To avoid losing think of another very well known game where the patterns of play are similar.

Build gnomons that are related to the Fibonacci sequence and try to explain why this is possible.

This article for teachers discusses examples of problems in which there is no obvious method but in which children can be encouraged to think deeply about the context and extend their ability to. . . .

Can you describe this route to infinity? Where will the arrows take you next?

Use the interactivity to play two of the bells in a pattern. How do you know when it is your turn to ring, and how do you know which bell to ring?

Can you visualise whether these nets fold up into 3D shapes? Watch the videos each time to see if you were correct.

Four rods, two of length a and two of length b, are linked to form a kite. The linkage is moveable so that the angles change. What is the maximum area of the kite?

ABCDEFGH is a 3 by 3 by 3 cube. Point P is 1/3 along AB (that is AP : PB = 1 : 2), point Q is 1/3 along GH and point R is 1/3 along ED. What is the area of the triangle PQR?

Seven small rectangular pictures have one inch wide frames. The frames are removed and the pictures are fitted together like a jigsaw to make a rectangle of length 12 inches. Find the dimensions of. . . .

In a right angled triangular field, three animals are tethered to posts at the midpoint of each side. Each rope is just long enough to allow the animal to reach two adjacent vertices. Only one animal. . . .

ABCD is a regular tetrahedron and the points P, Q, R and S are the midpoints of the edges AB, BD, CD and CA. Prove that PQRS is a square.

Can you find a way of representing these arrangements of balls?

What is the shape of wrapping paper that you would need to completely wrap this model?

When dice land edge-up, we usually roll again. But what if we didn't...?
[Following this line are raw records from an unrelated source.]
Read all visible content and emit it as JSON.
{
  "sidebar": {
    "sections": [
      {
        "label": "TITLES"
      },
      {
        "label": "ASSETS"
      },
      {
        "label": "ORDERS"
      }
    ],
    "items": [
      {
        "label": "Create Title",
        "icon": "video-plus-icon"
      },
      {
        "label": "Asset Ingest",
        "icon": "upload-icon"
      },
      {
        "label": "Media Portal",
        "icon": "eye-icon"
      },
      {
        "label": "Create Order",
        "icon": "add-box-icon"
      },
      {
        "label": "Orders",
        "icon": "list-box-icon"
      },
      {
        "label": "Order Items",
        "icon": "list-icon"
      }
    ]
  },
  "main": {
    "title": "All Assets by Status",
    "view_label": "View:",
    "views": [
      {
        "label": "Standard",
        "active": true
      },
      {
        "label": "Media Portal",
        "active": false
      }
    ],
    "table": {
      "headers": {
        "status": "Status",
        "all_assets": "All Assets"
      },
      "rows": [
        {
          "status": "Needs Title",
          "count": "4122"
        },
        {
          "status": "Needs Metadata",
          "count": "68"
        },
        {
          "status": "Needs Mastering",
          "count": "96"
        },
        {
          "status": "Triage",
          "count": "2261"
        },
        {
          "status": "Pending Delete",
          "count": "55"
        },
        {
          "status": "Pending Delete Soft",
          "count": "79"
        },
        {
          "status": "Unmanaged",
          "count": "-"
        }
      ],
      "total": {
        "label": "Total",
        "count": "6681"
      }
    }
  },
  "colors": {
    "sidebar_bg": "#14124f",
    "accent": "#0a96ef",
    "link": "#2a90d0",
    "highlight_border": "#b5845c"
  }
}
Triangle numbers can be represented by a triangular array of squares. What do you notice about the sum of identical triangle numbers?

The triangle ABC is equilateral. The arc AB has centre C, the arc BC has centre A and the arc CA has centre B. Explain how and why this shape can roll along between two parallel tracks.
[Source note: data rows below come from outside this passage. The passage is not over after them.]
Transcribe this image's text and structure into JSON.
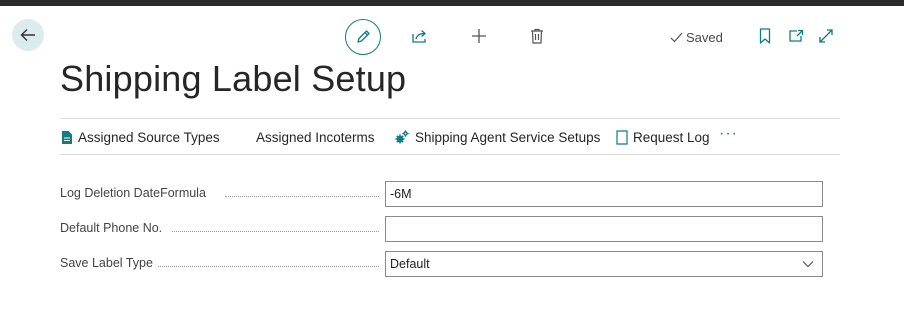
{
  "page": {
    "title": "Shipping Label Setup",
    "saved_status": "Saved"
  },
  "toolbar": {
    "back_icon": "arrow-left-icon",
    "edit_icon": "pencil-icon",
    "share_icon": "share-icon",
    "new_icon": "plus-icon",
    "delete_icon": "trash-icon",
    "saved_icon": "checkmark-icon",
    "bookmark_icon": "bookmark-icon",
    "popout_icon": "open-new-window-icon",
    "expand_icon": "expand-icon"
  },
  "actions": [
    {
      "label": "Assigned Source Types",
      "icon": "document-icon"
    },
    {
      "label": "Assigned Incoterms",
      "icon": ""
    },
    {
      "label": "Shipping Agent Service Setups",
      "icon": "gears-icon"
    },
    {
      "label": "Request Log",
      "icon": "log-page-icon"
    },
    {
      "label": "···",
      "icon": "more-options-icon"
    }
  ],
  "fields": [
    {
      "label": "Log Deletion DateFormula",
      "value": "-6M",
      "placeholder": ""
    },
    {
      "label": "Default Phone No.",
      "value": "",
      "placeholder": ""
    },
    {
      "label": "Save Label Type",
      "value": "Default",
      "options_selected": "Default"
    }
  ],
  "colors": {
    "accent": "#0f7d86",
    "back_button_bg": "#dcebef",
    "top_bar": "#2b2b2b"
  }
}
The diagram shows a very heavy kitchen cabinet. It cannot be lifted but it can be pivoted around a corner. The task is to move it, without sliding, in a series of turns about the corners so that it. . . .
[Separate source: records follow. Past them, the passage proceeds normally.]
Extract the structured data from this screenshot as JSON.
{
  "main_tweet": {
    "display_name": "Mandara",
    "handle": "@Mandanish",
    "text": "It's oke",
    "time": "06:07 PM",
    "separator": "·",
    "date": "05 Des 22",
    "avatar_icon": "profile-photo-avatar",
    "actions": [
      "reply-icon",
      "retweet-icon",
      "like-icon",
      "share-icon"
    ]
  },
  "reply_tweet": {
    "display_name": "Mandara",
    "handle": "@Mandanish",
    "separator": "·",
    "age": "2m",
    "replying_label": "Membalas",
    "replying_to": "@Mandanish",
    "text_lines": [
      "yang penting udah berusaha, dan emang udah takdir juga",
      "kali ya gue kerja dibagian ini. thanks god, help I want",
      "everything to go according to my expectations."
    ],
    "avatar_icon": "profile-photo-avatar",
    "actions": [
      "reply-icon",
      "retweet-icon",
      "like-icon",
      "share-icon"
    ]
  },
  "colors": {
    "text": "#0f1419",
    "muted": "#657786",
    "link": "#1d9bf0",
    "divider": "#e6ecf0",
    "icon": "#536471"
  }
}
You have 27 small cubes, 3 each of nine colours. Use the small cubes to make a 3 by 3 by 3 cube so that each face of the bigger cube contains one of every colour.

A half-cube is cut into two pieces by a plane through the long diagonal and at right angles to it. Can you draw a net of these pieces? Are they identical?

The image in this problem is part of a piece of equipment found in the playground of a school. How would you describe it to someone over the phone?

Generate three random numbers to determine the side lengths of a triangle. What triangles can you draw?

A right-angled isosceles triangle is rotated about the centre point of a square. What can you say about the area of the part of the square covered by the triangle as it rotates?

Square It game for an adult and child. Can you come up with a way of always winning this game?

Blue Flibbins are so jealous of their red partners that they will not leave them on their own with any other bue Flibbin. What is the quickest way of getting the five pairs of Flibbins safely to. . . .

In how many ways can you fit all three pieces together to make shapes with line symmetry?

Watch these videos to see how Phoebe, Alice and Luke chose to draw 7 squares. How would they draw 100?

A cyclist and a runner start off simultaneously around a race track each going at a constant speed. The cyclist goes all the way around and then catches up with the runner. He then instantly turns. . . .

Can you cross each of the seven bridges that join the north and south of the river to the two islands, once and once only, without retracing your steps?

How many different symmetrical shapes can you make by shading triangles or squares?

Square numbers can be represented as the sum of consecutive odd numbers. What is the sum of 1 + 3 + ..... + 149 + 151 + 153?

Imagine a large cube made from small red cubes being dropped into a pot of yellow paint. How many of the small cubes will have yellow paint on their faces?